Google the term ‘chicken hawk’ and you’llfind a handful of varying definitions. For instance, chicken hawk can refer tosomeone in the public eye who fervently supports war but actively avoidedservice. It can be used to describe a person who spends an inordinate amount oftime trying to get stuff for free. Or, when someone who decides for whateverreason to get a Mohawk-style haircut but then at the last minute opts to leavean inch or so of hair where it should be shaved, not fully committing to thelook. They’re now sporting a chicken hawk.
When I hear theterm chicken hawk, I think of this guy:
We’re gettingprogressive in the business of raising chickens here at Sunset. For almost twoyears, our hens have been cooped up. Literally. Unaware of the considerablepleasures that lay just beyond their reach in our test garden. Impounded.Scratching in an area so small I couldn’t park my car in it.
But recently, MargoTrue, Sunset’s Food Editor and shepherd of our One-Block Diet franchise, rushedinto my office and proclaimed, “Release the chickens! We must put them out toscratch to their hearts content in our garden! Free to feel the sun and able todine on bugs and slugs. Free to release their bowels into our soil andfertilize the earth so that our crops are nourished and thrive!” (I may haveparaphrased a bit)
“Plus, they’re fatand need exercise,” she added with slightly less vigor.
Sounded good to me.
So test gardenguru, Johanna Silver set up this:
Looks great, right?Wait…where’s the roof?
When Johannareturns from vacation, I’ll have to remind her of the hawks.
It happened latelast spring. I was out tending to the flock when off in the distance a predatorbird let out a loud screech. The reaction from our chickens was nothing shortof amazing. All six birds stopped what they were doing and froze. Completely.Like a gaggle of feathery statues, they cast a vacant stare up at thecorrugated plastic above our heads. For like 20 seconds. Amazing because it wasbasic instinct in its finest form.
We got a glimpse ofthese magnificent birds this past summer when temperatures here in Menlo Parkreached a scorching 104˚. A family of hawks (we couldn’t identify but we thinkthey were red-tailed) visited the fountain in our center courtyard.
They had no doubtcome to drink and bathe. The question was, at least in my mind, were theylooking to feed?
And to say ourchickens are skittish is nothing short of an understatement.
On ElizabethJardina’s (Fact-checker, chicken blogger) last day at Sunset, she wanted tospend time with them outside the coop (pre- Johanna’s contraption) and enjoythem in our garden free from wood and wire. Standing there it was hard toignore the similarities. The birds, scratching new terrain, grabbinglow-hanging fruit from tomato plants. And EJ, with a ticket to Prague in her backpocket and plans to return to school in pursuit of a master’s degree. It was apoignant moment. A moment shattered by a tiny black finch.

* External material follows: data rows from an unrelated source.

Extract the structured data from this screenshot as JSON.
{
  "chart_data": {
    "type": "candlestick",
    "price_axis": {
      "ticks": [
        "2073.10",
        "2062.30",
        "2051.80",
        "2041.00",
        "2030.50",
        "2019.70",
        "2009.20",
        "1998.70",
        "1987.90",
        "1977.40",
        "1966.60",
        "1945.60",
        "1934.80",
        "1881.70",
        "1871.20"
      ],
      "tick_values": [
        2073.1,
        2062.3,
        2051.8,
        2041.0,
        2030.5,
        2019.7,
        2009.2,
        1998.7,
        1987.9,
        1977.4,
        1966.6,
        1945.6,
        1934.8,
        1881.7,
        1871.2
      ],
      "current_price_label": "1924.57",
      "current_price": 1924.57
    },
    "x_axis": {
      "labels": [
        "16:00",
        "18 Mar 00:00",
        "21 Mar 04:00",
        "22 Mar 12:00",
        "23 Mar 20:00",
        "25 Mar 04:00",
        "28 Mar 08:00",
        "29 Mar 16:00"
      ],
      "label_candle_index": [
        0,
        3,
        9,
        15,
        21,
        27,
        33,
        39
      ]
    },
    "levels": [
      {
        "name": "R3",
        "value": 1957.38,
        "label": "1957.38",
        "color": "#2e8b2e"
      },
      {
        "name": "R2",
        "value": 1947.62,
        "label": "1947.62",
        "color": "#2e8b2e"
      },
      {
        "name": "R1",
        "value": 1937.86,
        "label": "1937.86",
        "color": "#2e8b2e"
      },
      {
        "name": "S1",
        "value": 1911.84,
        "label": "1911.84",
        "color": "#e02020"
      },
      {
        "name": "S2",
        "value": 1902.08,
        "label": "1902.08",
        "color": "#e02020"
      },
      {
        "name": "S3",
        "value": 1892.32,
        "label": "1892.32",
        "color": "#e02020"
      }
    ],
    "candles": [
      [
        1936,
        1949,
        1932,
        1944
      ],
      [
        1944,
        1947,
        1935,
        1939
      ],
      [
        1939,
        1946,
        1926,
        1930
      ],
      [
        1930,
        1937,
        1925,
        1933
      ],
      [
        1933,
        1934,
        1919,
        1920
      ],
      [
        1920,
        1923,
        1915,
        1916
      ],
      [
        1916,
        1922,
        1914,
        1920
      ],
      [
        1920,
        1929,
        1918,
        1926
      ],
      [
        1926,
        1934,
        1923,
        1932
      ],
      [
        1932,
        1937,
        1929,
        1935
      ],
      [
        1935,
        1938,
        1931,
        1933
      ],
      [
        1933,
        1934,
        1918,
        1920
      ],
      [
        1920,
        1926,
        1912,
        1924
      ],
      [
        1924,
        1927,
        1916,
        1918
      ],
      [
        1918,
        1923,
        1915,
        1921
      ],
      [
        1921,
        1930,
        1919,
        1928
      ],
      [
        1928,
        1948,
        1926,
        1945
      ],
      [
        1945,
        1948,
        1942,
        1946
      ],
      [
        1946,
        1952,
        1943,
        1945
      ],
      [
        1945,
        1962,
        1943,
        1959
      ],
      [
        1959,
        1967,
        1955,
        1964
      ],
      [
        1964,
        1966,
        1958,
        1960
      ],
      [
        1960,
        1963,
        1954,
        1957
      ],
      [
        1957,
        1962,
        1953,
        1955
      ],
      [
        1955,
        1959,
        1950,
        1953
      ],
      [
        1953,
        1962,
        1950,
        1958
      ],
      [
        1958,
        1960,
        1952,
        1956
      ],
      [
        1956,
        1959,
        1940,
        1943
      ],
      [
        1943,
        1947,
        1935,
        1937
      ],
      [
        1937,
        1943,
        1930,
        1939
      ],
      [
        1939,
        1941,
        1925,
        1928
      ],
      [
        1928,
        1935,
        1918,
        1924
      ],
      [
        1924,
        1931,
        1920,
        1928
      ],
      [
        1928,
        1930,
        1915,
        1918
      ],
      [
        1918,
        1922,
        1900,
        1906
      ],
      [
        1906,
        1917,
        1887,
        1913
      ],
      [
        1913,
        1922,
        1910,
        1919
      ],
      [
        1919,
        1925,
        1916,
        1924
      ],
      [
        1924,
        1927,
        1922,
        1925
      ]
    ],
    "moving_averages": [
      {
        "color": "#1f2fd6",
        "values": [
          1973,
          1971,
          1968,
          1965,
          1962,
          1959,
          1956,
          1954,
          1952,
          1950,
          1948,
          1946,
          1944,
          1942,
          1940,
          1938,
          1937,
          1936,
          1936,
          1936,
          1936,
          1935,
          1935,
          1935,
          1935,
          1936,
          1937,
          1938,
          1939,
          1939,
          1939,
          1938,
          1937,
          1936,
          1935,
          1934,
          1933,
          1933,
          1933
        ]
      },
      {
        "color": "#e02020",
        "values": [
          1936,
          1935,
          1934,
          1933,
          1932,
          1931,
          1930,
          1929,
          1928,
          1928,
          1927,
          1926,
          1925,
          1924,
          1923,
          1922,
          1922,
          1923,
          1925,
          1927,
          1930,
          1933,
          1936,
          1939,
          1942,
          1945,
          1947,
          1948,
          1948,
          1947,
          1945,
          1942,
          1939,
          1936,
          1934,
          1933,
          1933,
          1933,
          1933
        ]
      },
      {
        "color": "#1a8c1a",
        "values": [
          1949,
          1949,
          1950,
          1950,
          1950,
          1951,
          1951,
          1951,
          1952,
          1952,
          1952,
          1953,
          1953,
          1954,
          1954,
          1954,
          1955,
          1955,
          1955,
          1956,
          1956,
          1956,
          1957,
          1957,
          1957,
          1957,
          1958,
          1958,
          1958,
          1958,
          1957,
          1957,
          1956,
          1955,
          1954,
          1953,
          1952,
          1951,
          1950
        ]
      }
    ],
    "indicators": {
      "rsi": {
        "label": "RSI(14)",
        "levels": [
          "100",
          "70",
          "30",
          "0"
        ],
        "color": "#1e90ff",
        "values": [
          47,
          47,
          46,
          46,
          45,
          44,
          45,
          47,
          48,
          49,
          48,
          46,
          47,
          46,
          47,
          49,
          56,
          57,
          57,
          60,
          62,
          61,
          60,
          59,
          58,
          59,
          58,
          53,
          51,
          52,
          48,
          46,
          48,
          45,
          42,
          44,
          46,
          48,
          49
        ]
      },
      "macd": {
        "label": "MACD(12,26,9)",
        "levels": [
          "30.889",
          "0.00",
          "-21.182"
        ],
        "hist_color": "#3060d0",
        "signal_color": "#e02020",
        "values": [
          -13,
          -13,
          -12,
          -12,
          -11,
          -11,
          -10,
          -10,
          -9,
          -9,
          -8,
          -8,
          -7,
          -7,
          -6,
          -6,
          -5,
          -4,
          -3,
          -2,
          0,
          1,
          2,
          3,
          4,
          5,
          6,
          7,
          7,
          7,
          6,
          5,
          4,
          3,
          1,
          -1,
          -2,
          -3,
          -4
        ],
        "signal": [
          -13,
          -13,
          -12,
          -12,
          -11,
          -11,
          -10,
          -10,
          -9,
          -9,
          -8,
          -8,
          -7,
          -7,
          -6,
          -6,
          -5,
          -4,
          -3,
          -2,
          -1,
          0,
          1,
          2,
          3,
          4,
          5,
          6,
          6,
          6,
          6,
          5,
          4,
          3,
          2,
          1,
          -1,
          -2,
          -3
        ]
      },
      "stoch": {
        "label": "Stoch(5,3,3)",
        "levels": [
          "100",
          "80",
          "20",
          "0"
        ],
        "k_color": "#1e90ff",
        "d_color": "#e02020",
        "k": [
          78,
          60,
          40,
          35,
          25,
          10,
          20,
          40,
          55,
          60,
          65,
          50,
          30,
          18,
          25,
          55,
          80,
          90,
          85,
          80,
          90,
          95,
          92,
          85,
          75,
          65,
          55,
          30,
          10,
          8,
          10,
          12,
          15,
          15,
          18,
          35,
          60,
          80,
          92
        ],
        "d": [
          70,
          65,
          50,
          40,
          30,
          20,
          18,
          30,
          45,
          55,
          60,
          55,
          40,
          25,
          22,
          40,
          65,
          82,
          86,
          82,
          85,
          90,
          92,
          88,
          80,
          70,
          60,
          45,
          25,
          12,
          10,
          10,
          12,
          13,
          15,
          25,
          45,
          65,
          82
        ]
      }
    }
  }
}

Yeah. A dumb littlebird.
From the corner ofmy eye, I saw the finch dart overhead and out of sight. But that tenth of asecond was enough to send poor Ophelia over the edge. She took flight, like abat out of hell, from where she blissfully dined on cherry tomatoes, over ourcompost piles and into the secure confinement of the coop. Her reaction was soovertly prudent it sent the others into an unprecedented panic.
So after seeingJohanna’s chicken run, I posed the question to Team Chicken: What about thehawks?
From the hawk’sperspective, our chickens enjoying the limited freedom of our garden within anoval-shaped fence may look like this:
Margo’s solution for now is to chicken sitwhile they are set out. Besides, there’s no going back. Now that they’ve had ataste of freedom, they scurry back and forth at the front of the coop when weapproach it, like an inmate dragging a tin cup across his prison bars. And Rubydoesn’t shut up. I’ve heard that once you show chickens there’s life outsidethe coop, they always want out. I’m tentative but willing, and hopeful that aswe approach Halloween, we’re not creating our own little monsters.
By Jim McCann, Sunset Art Director